Due to the retrospective nature of this study, reporting bias may exist regarding parental predisposition and age at onset. Parental weight and metabolic health may fluctuate significantly throughout the years, and it is unknown which parental status is recalled and reported at time of data collection. Also, patients’ estimation of parental weight may be distorted due to a biased perception of “normal.” This is a nested cohort study to investigate the association between parental predisposition and age at onset with poor response. Our inclusion and exclusion criteria of parental predisposition and age of onset may lead to selection bias. This data, however, is provided by patients at random and there is no reason to assume a significant difference of covariate distribution from the rest of the register. Assuming there could be a variation, it would most likely be statistically insignificant due to the large cohort size. Endpoint estimation may be confounded by loss to follow-up.

Compliance at 1-year follow up in bariatric centers is high. After this time, the proportion of follow-up declines rapidly. It is unclear whether patients, who drop out of follow-up, are “responders” or “non-responders.” Studies estimate that removal from follow-up is associated with under-average outcome, suggesting surgical failure rates may, in reality, be higher [29, 30]. This reasoning also applies to data on 3-year follow up. Our data, however, shows a proportion of failure congruent with previous publications that report up to 11% TWL failure [3, 4, 6, 8, 31]. The StuDoQ|MBE register allows an “unknown” response to the question of parental predisposition. We regarded this as “missing.” This led to the exclusion of some observations from the complete case analysis and may bias results toward the null. We refrained from imputing “missing” data for the multivariate regression analysis, because we are uncertain if data is missing completely at random. Therefore, the number of observations analyzed in multivariate analysis is lower than the full cohort described. Despite a potential change in the effect size estimates, we do not believe that this would change the high significance of independent associations. The quality of the register’s data input is neither monitored nor validated, with many missing values. Other potential modifiers such as mental health or socioeconomic status were not included in this analysis, but may also have significant impact on surgical outcome.

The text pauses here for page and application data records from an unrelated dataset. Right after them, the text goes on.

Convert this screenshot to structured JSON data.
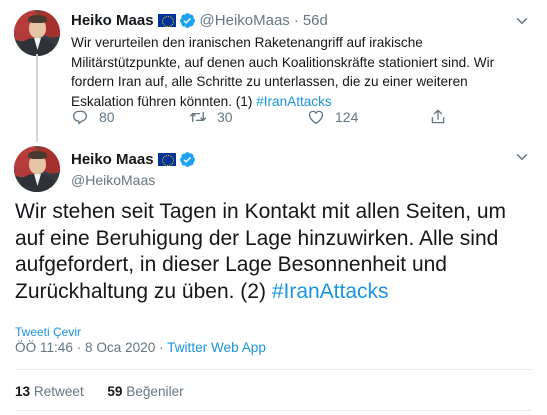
{
  "tweet1": {
    "name": "Heiko Maas",
    "handle": "@HeikoMaas",
    "separator": "·",
    "time": "56d",
    "text": "Wir verurteilen den iranischen Raketenangriff auf irakische Militärstützpunkte, auf denen auch Koalitionskräfte stationiert sind. Wir fordern Iran auf, alle Schritte zu unterlassen, die zu einer weiteren Eskalation führen könnten. (1) ",
    "hashtag": "#IranAttacks",
    "replies": "80",
    "retweets": "30",
    "likes": "124"
  },
  "tweet2": {
    "name": "Heiko Maas",
    "handle": "@HeikoMaas",
    "text": "Wir stehen seit Tagen in Kontakt mit allen Seiten, um auf eine Beruhigung der Lage hinzuwirken. Alle sind aufgefordert, in dieser Lage Besonnenheit und Zurückhaltung zu üben. (2) ",
    "hashtag": "#IranAttacks",
    "translate_label": "Tweeti Çevir",
    "timestamp": "ÖÖ 11:46 · 8 Oca 2020",
    "meta_sep": " · ",
    "source": "Twitter Web App",
    "retweet_count": "13",
    "retweet_label": "Retweet",
    "like_count": "59",
    "like_label": "Beğeniler"
  },
  "colors": {
    "link": "#1b95e0",
    "muted": "#657786",
    "text": "#14171a",
    "verified": "#1da1f2"
  }
}
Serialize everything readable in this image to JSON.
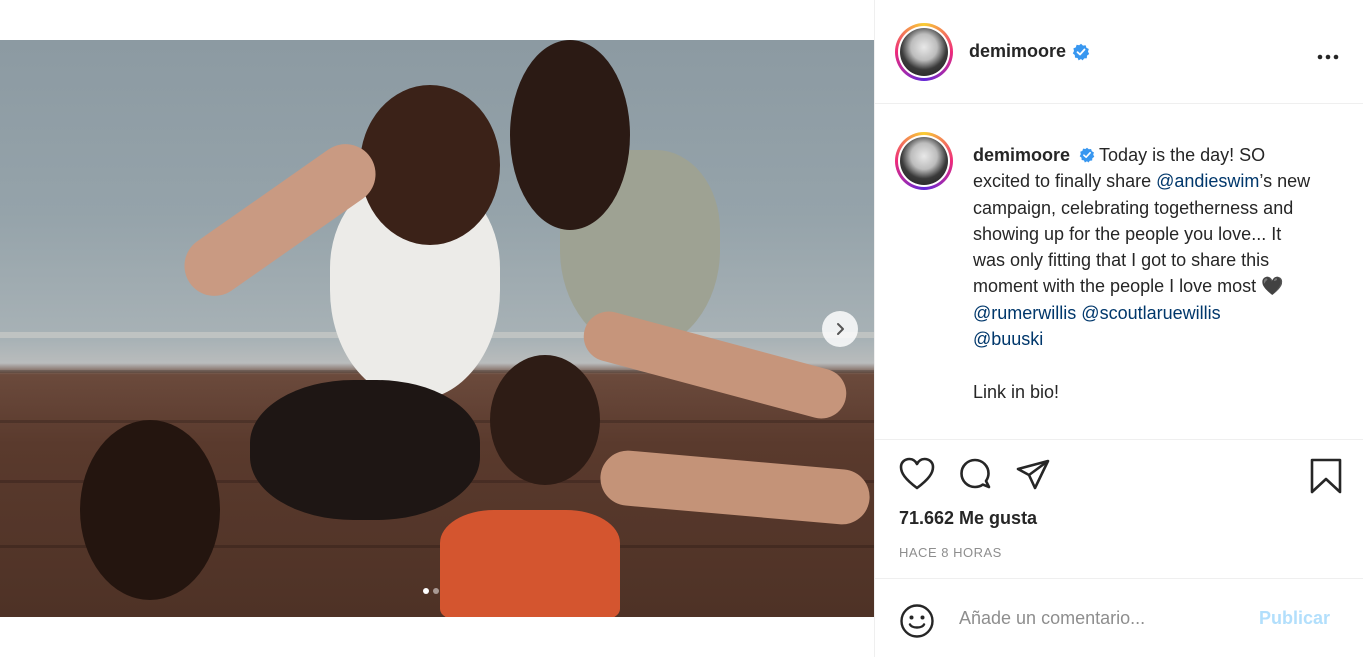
{
  "post": {
    "username": "demimoore",
    "verified": true,
    "more_icon": "more-horizontal-icon",
    "caption": {
      "username": "demimoore",
      "text_1": "Today is the day! SO excited to finally share ",
      "mention_1": "@andieswim",
      "text_2": "’s new campaign, celebrating togetherness and showing up for the people you love... It was only fitting that I got to share this moment with the people I love most ",
      "heart": "🖤",
      "mention_2": "@rumerwillis",
      "mention_3": "@scoutlaruewillis",
      "mention_4": "@buuski",
      "link_text": "Link in bio!"
    },
    "likes": "71.662 Me gusta",
    "time": "HACE 8 HORAS",
    "comment_placeholder": "Añade un comentario...",
    "publish_label": "Publicar",
    "carousel": {
      "total": 2,
      "active": 1
    }
  },
  "colors": {
    "verified": "#3897f0",
    "mention": "#00376b",
    "publish_disabled": "#b2dffc"
  }
}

In a dynamic development of multi-generational chronic disease, our results provide current estimates of the distribution of parental predisposition for obesity and average age at onset in MBS patients. We find that the proportion of MBS patients in Germany reporting parental predisposition is very high and the average age at onset is under 15.5 years. Early onset of obesity, age, poor pre-operative weight loss, lower pre-operative BMI, SG, and T2D are independent predictors of surgical weight loss failure (TWL < 20%).